Somryst is the first product submitted to the FDA to test its Software Pre-certification Pilot Program, as part of the 2019 Test Plan released by the FDA in January 2019. Pear Therapeutics is one of nine companies taking part in the FDA’s Digital Health Software Pre-certification Pilot Program. As part of the program, Pear has been working closely with the FDA and volunteered to undergo the first-ever Excellence Appraisal in May 2019, consisting of an onsite evaluation of the company’s commitment and execution across product quality, patient safety, cybersecurity responsibility, clinical responsibility, and a proactive culture.4
About Pear Therapeutics
Pear Therapeutics is the leader in prescription digital therapeutics. We aim to redefine medicine by discovering, developing, and delivering clinically validated software-based therapeutics to provide better outcomes for patients, smarter engagement and tracking tools for clinicians, and cost-effective solutions for payers. Pear has a pipeline of products and product candidates across therapeutic areas, including severe psychiatric and neurological conditions. Our lead product, reSET®, for the treatment of Substance Use Disorder, was the first prescription digital therapeutic to receive marketing authorization from the FDA to treat disease. Pear’s second product, reSET-O®, for the treatment of Opioid Use Disorder, received marketing authorization from the FDA in December 2018. For more information, visit us at www.peartherapeutics.com.
1 Khurshid KA. Comorbid Insomnia and Psychiatric Disorders: An Update.

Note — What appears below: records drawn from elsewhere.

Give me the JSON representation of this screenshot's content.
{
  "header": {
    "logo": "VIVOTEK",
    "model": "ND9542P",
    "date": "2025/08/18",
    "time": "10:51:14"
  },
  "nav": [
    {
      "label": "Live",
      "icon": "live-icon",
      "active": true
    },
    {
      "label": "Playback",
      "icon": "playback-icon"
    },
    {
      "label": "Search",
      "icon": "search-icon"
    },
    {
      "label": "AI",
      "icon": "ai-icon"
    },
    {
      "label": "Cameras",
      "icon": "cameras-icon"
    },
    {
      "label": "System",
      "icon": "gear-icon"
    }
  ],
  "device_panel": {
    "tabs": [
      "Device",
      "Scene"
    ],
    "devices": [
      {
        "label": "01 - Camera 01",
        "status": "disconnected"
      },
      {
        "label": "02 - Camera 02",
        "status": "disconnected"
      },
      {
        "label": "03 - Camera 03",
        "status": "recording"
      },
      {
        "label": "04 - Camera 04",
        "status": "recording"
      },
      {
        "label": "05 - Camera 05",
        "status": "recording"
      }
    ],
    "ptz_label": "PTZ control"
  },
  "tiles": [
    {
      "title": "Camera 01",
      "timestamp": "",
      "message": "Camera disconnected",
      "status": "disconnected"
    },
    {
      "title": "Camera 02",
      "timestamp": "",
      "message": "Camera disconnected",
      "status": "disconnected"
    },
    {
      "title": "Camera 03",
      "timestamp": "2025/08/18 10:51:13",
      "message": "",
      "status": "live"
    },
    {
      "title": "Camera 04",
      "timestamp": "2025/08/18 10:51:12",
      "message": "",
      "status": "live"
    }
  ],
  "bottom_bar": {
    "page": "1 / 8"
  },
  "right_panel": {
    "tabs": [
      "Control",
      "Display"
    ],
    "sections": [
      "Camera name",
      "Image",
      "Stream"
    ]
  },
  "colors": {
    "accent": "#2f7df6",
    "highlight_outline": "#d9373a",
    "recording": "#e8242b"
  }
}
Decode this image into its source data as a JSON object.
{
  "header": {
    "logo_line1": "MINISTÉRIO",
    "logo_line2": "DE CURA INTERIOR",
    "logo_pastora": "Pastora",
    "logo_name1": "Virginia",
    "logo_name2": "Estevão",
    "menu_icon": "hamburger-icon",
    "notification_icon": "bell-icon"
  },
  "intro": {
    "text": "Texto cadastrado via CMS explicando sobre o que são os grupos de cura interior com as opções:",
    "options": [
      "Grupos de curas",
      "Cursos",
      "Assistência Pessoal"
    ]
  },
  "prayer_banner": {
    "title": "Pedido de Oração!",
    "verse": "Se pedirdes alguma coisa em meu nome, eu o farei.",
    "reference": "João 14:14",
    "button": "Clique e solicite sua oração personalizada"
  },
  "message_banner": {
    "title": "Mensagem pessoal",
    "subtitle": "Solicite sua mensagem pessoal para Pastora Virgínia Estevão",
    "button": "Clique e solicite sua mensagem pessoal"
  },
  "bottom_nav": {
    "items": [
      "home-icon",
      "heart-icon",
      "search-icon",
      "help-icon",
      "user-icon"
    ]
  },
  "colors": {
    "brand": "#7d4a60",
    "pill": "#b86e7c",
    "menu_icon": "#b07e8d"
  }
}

Innov Clin Neurosci. 2018;15(3-4):28–32. Ohayon MM. Insomnia: a ticking clock for depression? J Psychiatr Res. 2007;41(11):893-894. doi:10.1016/j.jpsychires.2007.07.008. Baglioni C, Battagliese G, Feige B, et al. Insomnia as a predictor of depression: A meta-analytic evaluation of longitudinal epidemiological studies. J Affect Disord. 2011. doi:10.1016/j.jad.2011.01.011
2 Qaseem A, Kansagara D, Forciea MA, et al. Management of chronic insomnia disorder in adults: A clinical practice guideline from the American college of physicians. Ann Intern Med. 2016. doi:10.7326/M15-2175
3 Thomas A, Grandner M, Nowakowski S, Nesom G, Corbitt C, Perlis ML. Where are the Behavioral Sleep Medicine Providers and Where are They Needed? A Geographic Assessment. Behav Sleep Med. 2016. doi:10.1080/15402002.2016.1173551
4Somryst Regulatory Submission (K191716)